Spring planting is right around the corner for North Dakota farmers – the start of a new season where hope for a successful year begins. This year though, possibly even more than previous years, seems to be fogged over with clouds of anxiety and apprehension as farmers enter the 2019 season with more questions than answers.
Doug Goehring, North Dakota Agriculture Commissioner, says stagnant markets are just one of the many reasons affecting how farmers are perceiving the upcoming year. One big thing that needs to be addressed, according to Goehring, is the ratification of the United States-Mexico-Canada Agreement (USMCA).
“The USMCA has to be ratified this spring to make anything meaningful going forward,” he said. “If we don’t get this ratified, there’s no reason to have a trade agreement with Great Britain, Japan or China. Everybody will just back down because why should they put out the effort if Congress isn’t going to ratify these agreements. So that situation is causing concern.”
Goehring also says the government shutdown at the beginning of the year did no favors for commodity markets.
“It threw the markets into a tizzy,” he said. “We should have been moving up and with the lack of USDA reporting, verifying and confirming of exports and stock/use ratios that depressed markets even more.”
Farmers are anxious and they’re having a tough time deciding what crops to choose for 2019. This year will mark the sixth consecutive year of declining commodity prices, and Goehring says farmers are still seeing no alignment with respect to cost of production.
“Whether it’s seed, land rent or fertilizer, they’re still out of line,” he said. “Farmers know it, but they can’t do anything to really control the cost of seed. For fertilizer they’re really at the whims of what’s happening in the global market.”
With the continued waiting of better prices, farmers are stuck trying to hit a moving target. Some have been looking at strike prices they’d like to contract at, but even those aren’t much help in the grand scheme of things.
“Those aren’t even break-evens, but they’re just the best we could get in the marketplace coming this fall,” said Goehring. “It really weighs on me. People call and voice their concerns. I thought we’d be flooded with a lot of mediation requests. We’ve had some, but I think the market facilitation payments we got this winter helped kick that can down the road a bit.”
Wetland easement and mapping
A big positive development for North Dakota agriculture, according to Goehring, was the work his office did last year with the U.S. Department of the Interior and Secretary Ryan Zinke.

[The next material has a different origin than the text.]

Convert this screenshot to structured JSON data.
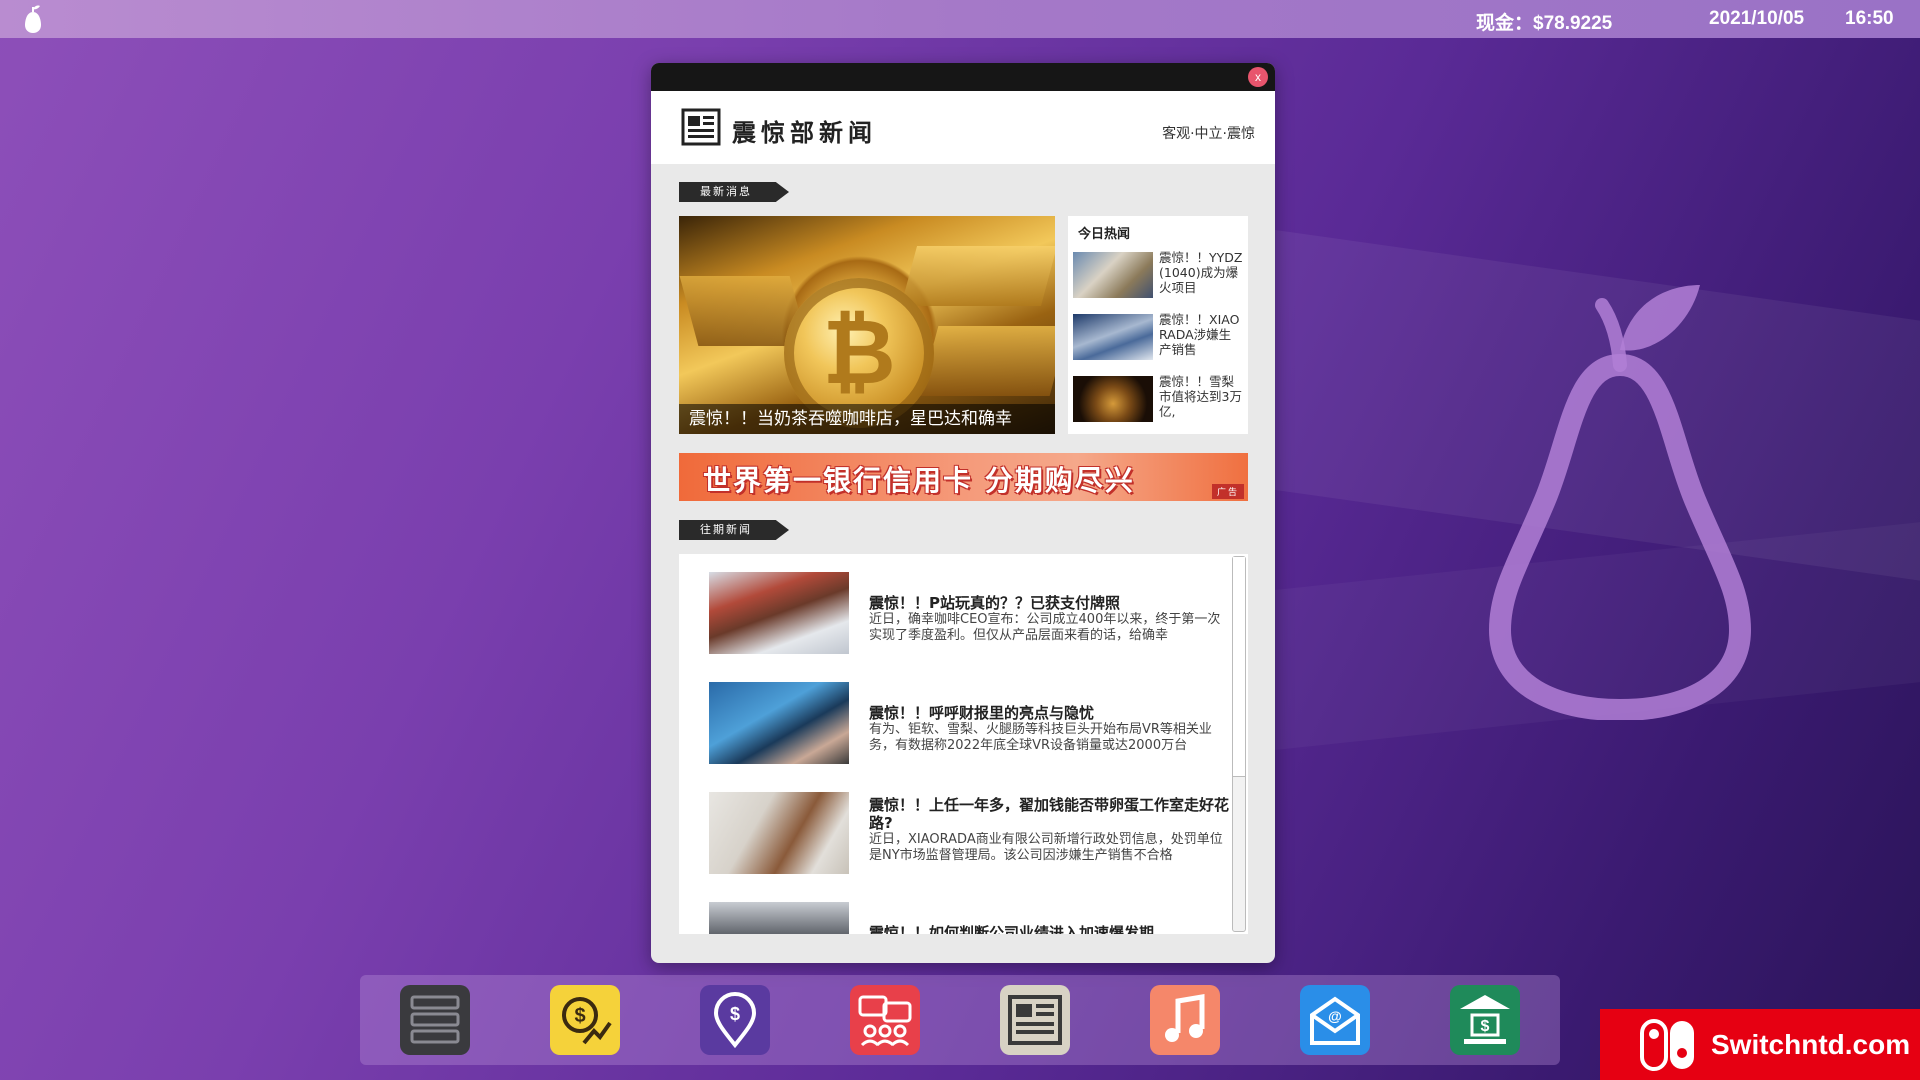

“We identified a couple issues we wanted to see addressed and he stepped up,” said Goehring. “Tens of thousands of fish and wildlife easements exist in North Dakota, and a lot of those have been taken since the 1960s. We asked and worked with him to see if we could get those delineated and mapped out. Instead of fighting the battle on the whole easement issue, we need to delineate what is actually under Game and Fish control. In doing so, we take away the whole argument on the authority and control aspect around moving beyond where those wetlands are. This can help a lot of farmers in a lot of ways. By the end of 2020 we should have everything mapped out.”
Farm Bill legislation was passed the calendar year it expired and Goehring says a lot of good things came out of that.

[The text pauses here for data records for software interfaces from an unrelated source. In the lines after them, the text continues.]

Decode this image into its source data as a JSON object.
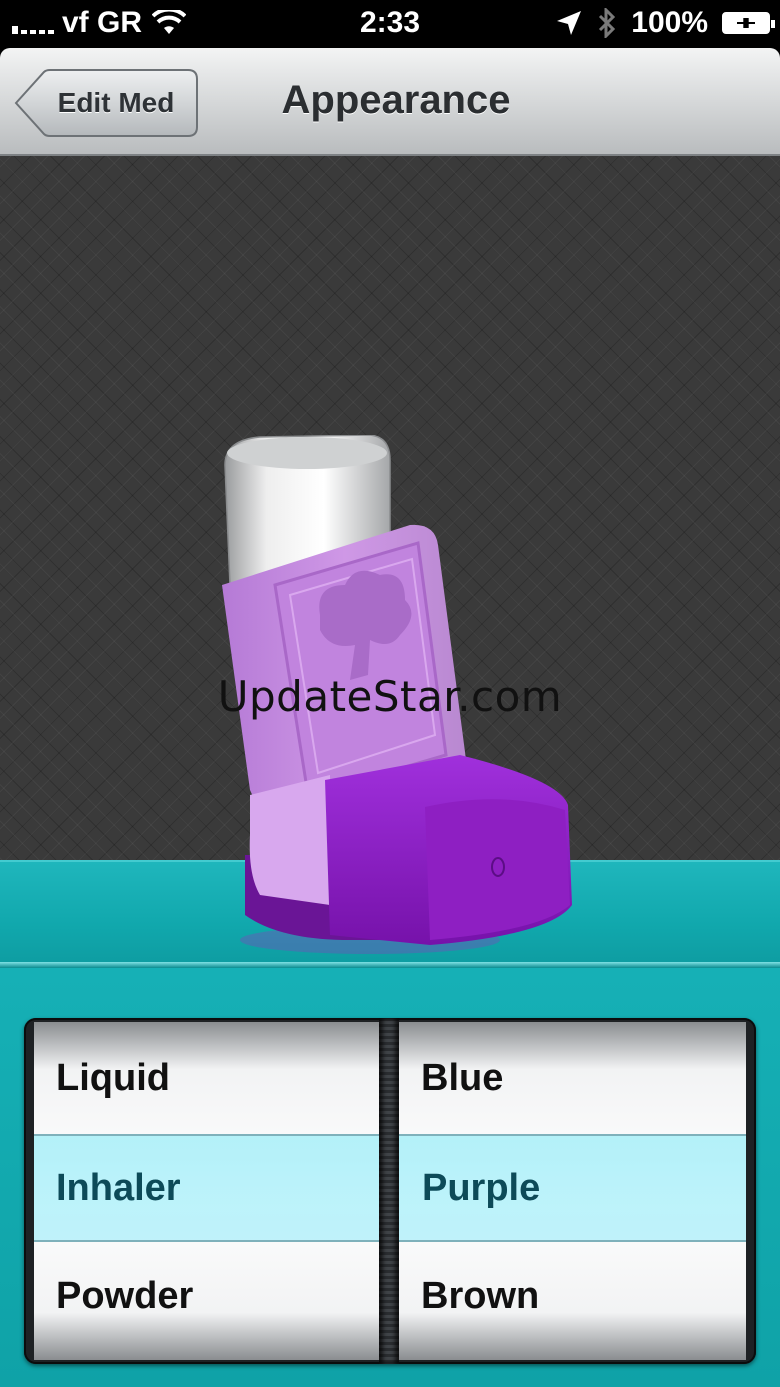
{
  "status_bar": {
    "carrier": "vf GR",
    "time": "2:33",
    "battery": "100%",
    "icons": [
      "signal-bars-icon",
      "wifi-icon",
      "location-arrow-icon",
      "bluetooth-icon",
      "battery-charging-icon"
    ]
  },
  "nav": {
    "back_label": "Edit Med",
    "title": "Appearance"
  },
  "preview": {
    "image": "purple-inhaler-illustration",
    "watermark": "UpdateStar.com"
  },
  "picker": {
    "type_column": [
      "Liquid",
      "Inhaler",
      "Powder"
    ],
    "color_column": [
      "Blue",
      "Purple",
      "Brown"
    ],
    "selected_type": "Inhaler",
    "selected_color": "Purple"
  },
  "colors": {
    "accent_teal": "#11a8ad",
    "inhaler_purple": "#8e1fc2",
    "inhaler_lilac": "#c58fe0",
    "selected_text": "#0d4a58"
  }
}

“In many respects, we got almost $1.8 billion more in this farm bill than the previous,” he said. “That money is going toward research, horticulture and conservation programs. We also now have the ability to go back and forth with ARC and PLC, which before we couldn’t do.”
Goehring also noted positive direction in terms of loan rates going up, with soybeans going from $5-$6.20, corn from $1.95-$2.20, wheat from $2.94-$3.38.
Palmer amaranth is the new addition to the state’s list of noxious weeds and it’s definitely on farmer’s minds heading into spring planting.
“It’s every much as invasive as we’ve heard from other states,” he said. “We’ve found it in five counties so far and going forward producers are feeling a bit anxious about it. The presence of Palmer amaranth in our state also lends ourselves to thinking about better weed management strategies moving forward – both pre-plant and pre-emerge, not just post applications.”
The new ‘normal’
With markets remaining stagnant and prices continuing to trend downward each passing year, many producers find themselves asking, “When will prices rebound, or is this the new normal?”
“Everybody hangs onto hope,” said Goehring. “Right now, some things have been set in motion to help get out of this new ‘normal.’ Looking at what’s happening in the global market there’s some hope in the value of the dollar coming down. We’re trying to get some issues addressed with tariffs and non-technical trade barriers out there.
“It appears Australia is suffering some inclement weather, which could keep some wheat production down this year in the global market. Brazil is dealing with extreme temperatures and a lack of moisture, which has the potential to move the markets some. We may get some things resolved with China to put them back in the market. Their presence in the market really helps the Northern Plains because that’s really our route,” he added.
Moving forward this spring, Goehring will be looking toward the planting intentions to see which way farmers are leaning.
“Eventually the market starts to bid, and every year it starts to bid a bit earlier it seems. We may be looking at more of a March timeline when bidding for those acres actually happens. It depends on winterkill for winter wheat, what’s happening in the Southern Hemisphere and what type of exports we see here in the next 60 days. Those factors will start to drive what the acres are going to be across the United States and here in North Dakota,” Goehring concluded.